> _Work to complete_
Exact reproduction of the data is required, with images excluded.

> _Supplied material_

_ _ _ _

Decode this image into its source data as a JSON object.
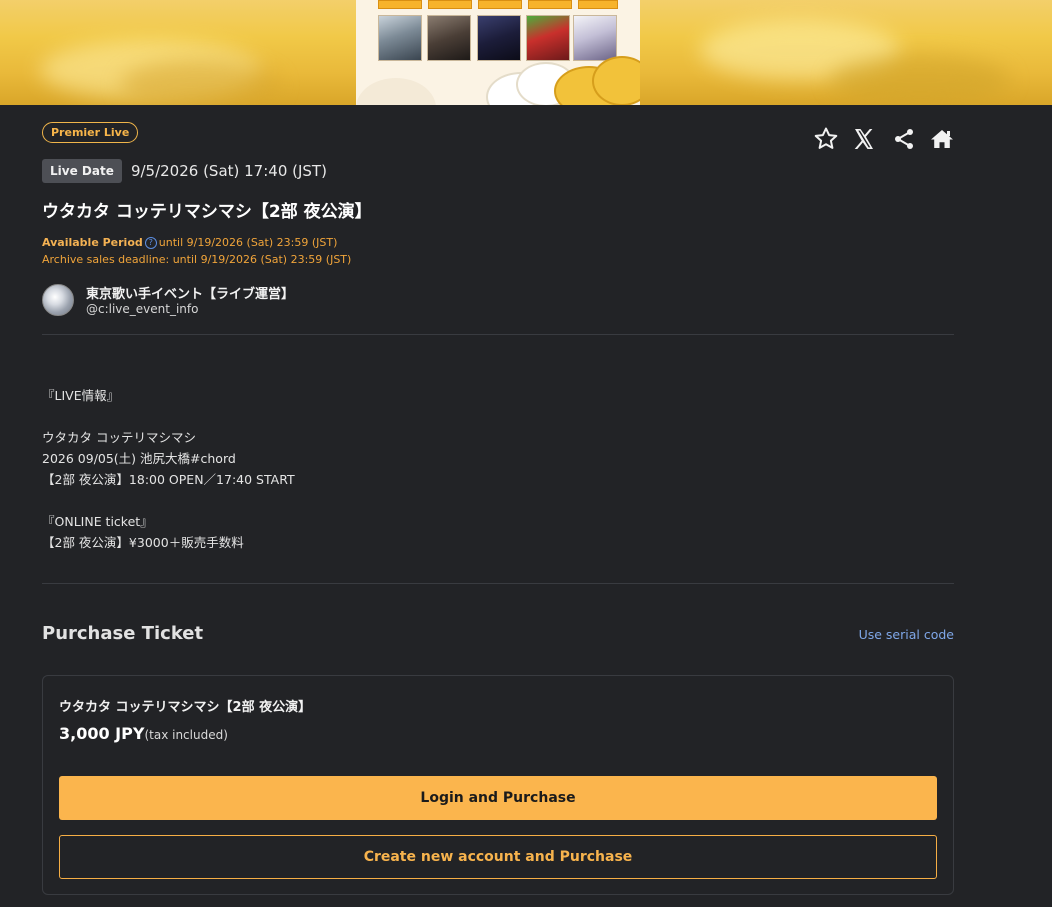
{
  "banner": {
    "accent": "#f1c948"
  },
  "event": {
    "badge": "Premier Live",
    "live_date_label": "Live Date",
    "live_date": "9/5/2026 (Sat) 17:40 (JST)",
    "title": "ウタカタ コッテリマシマシ【2部 夜公演】",
    "available_label": "Available Period",
    "available_value": "until 9/19/2026 (Sat) 23:59 (JST)",
    "archive_deadline": "Archive sales deadline: until 9/19/2026 (Sat) 23:59 (JST)"
  },
  "actions": {
    "icons": [
      "star-icon",
      "x-logo-icon",
      "share-icon",
      "home-icon"
    ]
  },
  "channel": {
    "name": "東京歌い手イベント【ライブ運営】",
    "handle": "@c:live_event_info"
  },
  "description": "『LIVE情報』\n\nウタカタ コッテリマシマシ\n2026 09/05(土) 池尻大橋#chord\n【2部 夜公演】18:00 OPEN／17:40 START\n\n『ONLINE ticket』\n【2部 夜公演】¥3000＋販売手数料",
  "purchase": {
    "title": "Purchase Ticket",
    "serial_link": "Use serial code",
    "ticket": {
      "name": "ウタカタ コッテリマシマシ【2部 夜公演】",
      "price": "3,000 JPY",
      "tax_note": "(tax included)"
    },
    "login_button": "Login and Purchase",
    "create_button": "Create new account and Purchase"
  },
  "colors": {
    "background": "#222326",
    "accent_orange": "#fbb54d",
    "link_blue": "#7fa7e8"
  }
}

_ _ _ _

> _Exercise output_
Decode this image into its source data as a JSON object.
{
  "banner": {
    "accent": "#f1c948"
  },
  "event": {
    "badge": "Premier Live",
    "live_date_label": "Live Date",
    "live_date": "9/5/2026 (Sat) 17:40 (JST)",
    "title": "ウタカタ コッテリマシマシ【2部 夜公演】",
    "available_label": "Available Period",
    "available_value": "until 9/19/2026 (Sat) 23:59 (JST)",
    "archive_deadline": "Archive sales deadline: until 9/19/2026 (Sat) 23:59 (JST)"
  },
  "actions": {
    "icons": [
      "star-icon",
      "x-logo-icon",
      "share-icon",
      "home-icon"
    ]
  },
  "channel": {
    "name": "東京歌い手イベント【ライブ運営】",
    "handle": "@c:live_event_info"
  },
  "description": "『LIVE情報』\n\nウタカタ コッテリマシマシ\n2026 09/05(土) 池尻大橋#chord\n【2部 夜公演】18:00 OPEN／17:40 START\n\n『ONLINE ticket』\n【2部 夜公演】¥3000＋販売手数料",
  "purchase": {
    "title": "Purchase Ticket",
    "serial_link": "Use serial code",
    "ticket": {
      "name": "ウタカタ コッテリマシマシ【2部 夜公演】",
      "price": "3,000 JPY",
      "tax_note": "(tax included)"
    },
    "login_button": "Login and Purchase",
    "create_button": "Create new account and Purchase"
  },
  "colors": {
    "background": "#222326",
    "accent_orange": "#fbb54d",
    "link_blue": "#7fa7e8"
  }
}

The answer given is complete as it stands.